“Next week, he’ll be here all week for chemo,” Kimberly Tripp said. “His chemotherapy is going to kill his blood cells. By adding the stem cells, his body will be able to produce his own blood cells.”
“If everything works out” they’ll take him to Massachusetts for a tentatively scheduled Nov. 11 stem cell transfusion, and then he’ll have another round of chemo, she said.
The little boy, wearing black low-top Converse All Star sneakers, was talkative on Tuesday before his procedure while taking off his socks and attempting to put them back on and teasing his grandmother by calling her “Bammy” instead of “Grammy” with a huge grin on his face.
“It makes him laugh, so I tease him about it,” Query said. “He’s had so many needle sticks in the last month. Anything that makes him laugh.”
The little boy got a grumpy look on his face when the anesthesiologist started to check his vital signs before the procedure that required him to be put to sleep for about 30 minutes. He whimpered a little, but only cried when he awoke. His mom quickly quieted him.
Query said she initially thought her grandson had an ear infection, but her daughter, who is enrolled at Beal College, knew right away it was something neurological. The hardest part of the last month, she said, has been watching her grandson lose the ability to run after his two older sisters, Kylee, 6, and Jordan, 4.
“The [lack of] walking is bugging him a little,” his grandmother said. “Kylee was saying last night how he’d chase her and try to grab the papers out of her backpack.”
The older sister really missed playing with him; both sisters do, she said.

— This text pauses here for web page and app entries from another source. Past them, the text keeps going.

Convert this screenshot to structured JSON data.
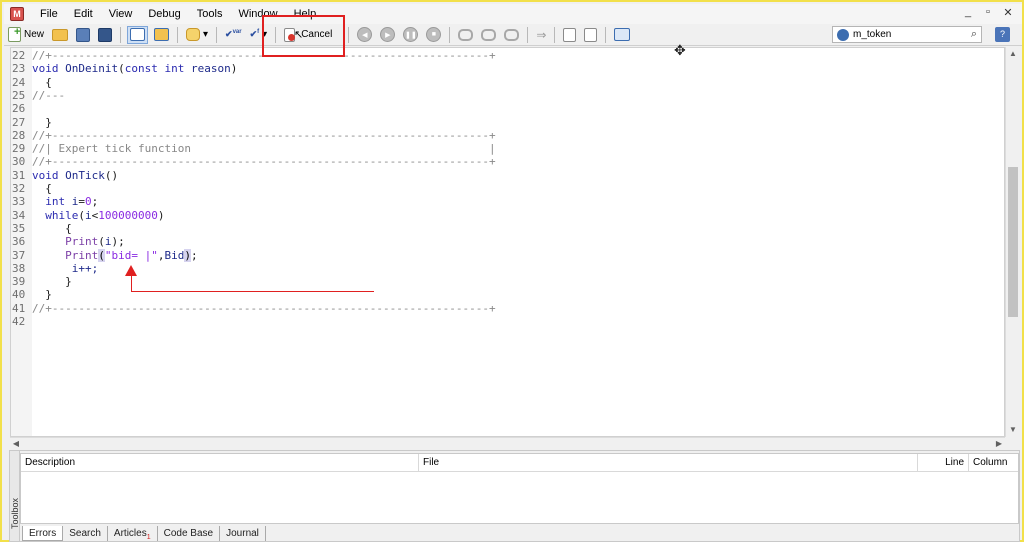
{
  "menu": {
    "app_icon_name": "metaeditor-app-icon",
    "items": [
      "File",
      "Edit",
      "View",
      "Debug",
      "Tools",
      "Window",
      "Help"
    ]
  },
  "window_controls": [
    "_",
    "▫",
    "✕"
  ],
  "toolbar": {
    "new_label": "New",
    "cancel_label": "Cancel"
  },
  "search": {
    "value": "m_token"
  },
  "editor": {
    "lines": [
      {
        "num": "22",
        "tokens": [
          {
            "t": "//+------------------------------------------------------------------+",
            "c": "cm"
          }
        ]
      },
      {
        "num": "23",
        "tokens": [
          {
            "t": "void ",
            "c": "kw"
          },
          {
            "t": "OnDeinit",
            "c": "ident"
          },
          {
            "t": "(",
            "c": "plain"
          },
          {
            "t": "const int ",
            "c": "kw"
          },
          {
            "t": "reason",
            "c": "ident"
          },
          {
            "t": ")",
            "c": "plain"
          }
        ]
      },
      {
        "num": "24",
        "tokens": [
          {
            "t": "  {",
            "c": "plain"
          }
        ]
      },
      {
        "num": "25",
        "tokens": [
          {
            "t": "//---",
            "c": "cm"
          }
        ]
      },
      {
        "num": "26",
        "tokens": [
          {
            "t": "",
            "c": "plain"
          }
        ]
      },
      {
        "num": "27",
        "tokens": [
          {
            "t": "  }",
            "c": "plain"
          }
        ]
      },
      {
        "num": "28",
        "tokens": [
          {
            "t": "//+------------------------------------------------------------------+",
            "c": "cm"
          }
        ]
      },
      {
        "num": "29",
        "tokens": [
          {
            "t": "//| Expert tick function                                             |",
            "c": "cm"
          }
        ]
      },
      {
        "num": "30",
        "tokens": [
          {
            "t": "//+------------------------------------------------------------------+",
            "c": "cm"
          }
        ]
      },
      {
        "num": "31",
        "tokens": [
          {
            "t": "void ",
            "c": "kw"
          },
          {
            "t": "OnTick",
            "c": "ident"
          },
          {
            "t": "()",
            "c": "plain"
          }
        ]
      },
      {
        "num": "32",
        "tokens": [
          {
            "t": "  {",
            "c": "plain"
          }
        ]
      },
      {
        "num": "33",
        "tokens": [
          {
            "t": "  int ",
            "c": "kw"
          },
          {
            "t": "i",
            "c": "ident"
          },
          {
            "t": "=",
            "c": "plain"
          },
          {
            "t": "0",
            "c": "num"
          },
          {
            "t": ";",
            "c": "plain"
          }
        ]
      },
      {
        "num": "34",
        "tokens": [
          {
            "t": "  while",
            "c": "kw"
          },
          {
            "t": "(",
            "c": "plain"
          },
          {
            "t": "i",
            "c": "ident"
          },
          {
            "t": "<",
            "c": "plain"
          },
          {
            "t": "100000000",
            "c": "num"
          },
          {
            "t": ")",
            "c": "plain"
          }
        ]
      },
      {
        "num": "35",
        "tokens": [
          {
            "t": "     {",
            "c": "plain"
          }
        ]
      },
      {
        "num": "36",
        "tokens": [
          {
            "t": "     Print",
            "c": "fn"
          },
          {
            "t": "(",
            "c": "plain"
          },
          {
            "t": "i",
            "c": "ident"
          },
          {
            "t": ");",
            "c": "plain"
          }
        ]
      },
      {
        "num": "37",
        "tokens": [
          {
            "t": "     Print",
            "c": "fn"
          },
          {
            "t": "(",
            "c": "hl"
          },
          {
            "t": "\"bid= |\"",
            "c": "str"
          },
          {
            "t": ",",
            "c": "plain"
          },
          {
            "t": "Bid",
            "c": "ident"
          },
          {
            "t": ")",
            "c": "hl"
          },
          {
            "t": ";",
            "c": "plain"
          }
        ]
      },
      {
        "num": "38",
        "tokens": [
          {
            "t": "      i++;",
            "c": "ident"
          }
        ]
      },
      {
        "num": "39",
        "tokens": [
          {
            "t": "     }",
            "c": "plain"
          }
        ]
      },
      {
        "num": "40",
        "tokens": [
          {
            "t": "  }",
            "c": "plain"
          }
        ]
      },
      {
        "num": "41",
        "tokens": [
          {
            "t": "//+------------------------------------------------------------------+",
            "c": "cm"
          }
        ]
      },
      {
        "num": "42",
        "tokens": [
          {
            "t": "",
            "c": "plain"
          }
        ]
      }
    ]
  },
  "toolbox": {
    "side_label": "Toolbox",
    "columns": [
      "Description",
      "File",
      "Line",
      "Column"
    ],
    "tabs": [
      {
        "label": "Errors",
        "badge": ""
      },
      {
        "label": "Search",
        "badge": ""
      },
      {
        "label": "Articles",
        "badge": "1"
      },
      {
        "label": "Code Base",
        "badge": ""
      },
      {
        "label": "Journal",
        "badge": ""
      }
    ]
  },
  "colors": {
    "frame_border": "#f2e04a",
    "annotation_red": "#e02020",
    "keyword": "#2b2bb0",
    "comment": "#888888",
    "number": "#8a2be2"
  }
}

“Before a month ago they all had ordinary, average lives [and now] that is completely upside down,” Kimberly Tripp said of her three children. “Before, I took that for granted.”
Her two daughters are staying with their dad, Joe Murray, and that has been hard on her, Kimberly Tripp said, even though the two get along.
“We’ve put our differences aside because it’s all about Tripp,” the boy’s grandmother said.
When the Beal College medical assistant student group heard about their fellow student’s plight, they decided to hold a benefit spaghetti dinner that is scheduled for 5-9 p.m. Friday, Oct. 25, at the Bangor Masonic Hall on Union Street, said student Aubri Doughty.
Kimberly Tripp has MaineCare that covers the cost of the medical care for her son, but she has struggled with finding the money to travel back and forth between Bangor, where her two daughters are staying, and the Massachusetts hospital.
“We all know he’s going to have to go back for more procedures,” Doughty said.
The hall was donated by the Masons and most of the items for the dinner, including the food, has been donated.
“Everybody has been really great with helping us pull this together,” Doughty said.
An event at the Denny’s restaurant on Monday called Tipps for Tripp also collected more than $2,000 toward the cause, Kimberly Tripp said, saying she is very thankful for the support from everyone.
When Kimberly Tripp first took her son into the hospital, she told the doctors, “don’t sugarcoat it.”
She wanted to know what her son was facing.
“He amazes me always,” she said of her son. “It amazes me what he can go through and how quickly he recovers. Six days after his brain surgery he was laughing like nothing else.”
Those interested in tickets to the dinner or finding out more about the benefit event can contact Aubri Doughty at 385-7103, Chris Urquhart at 570-6443 or Jessica Stanley at 404-3985.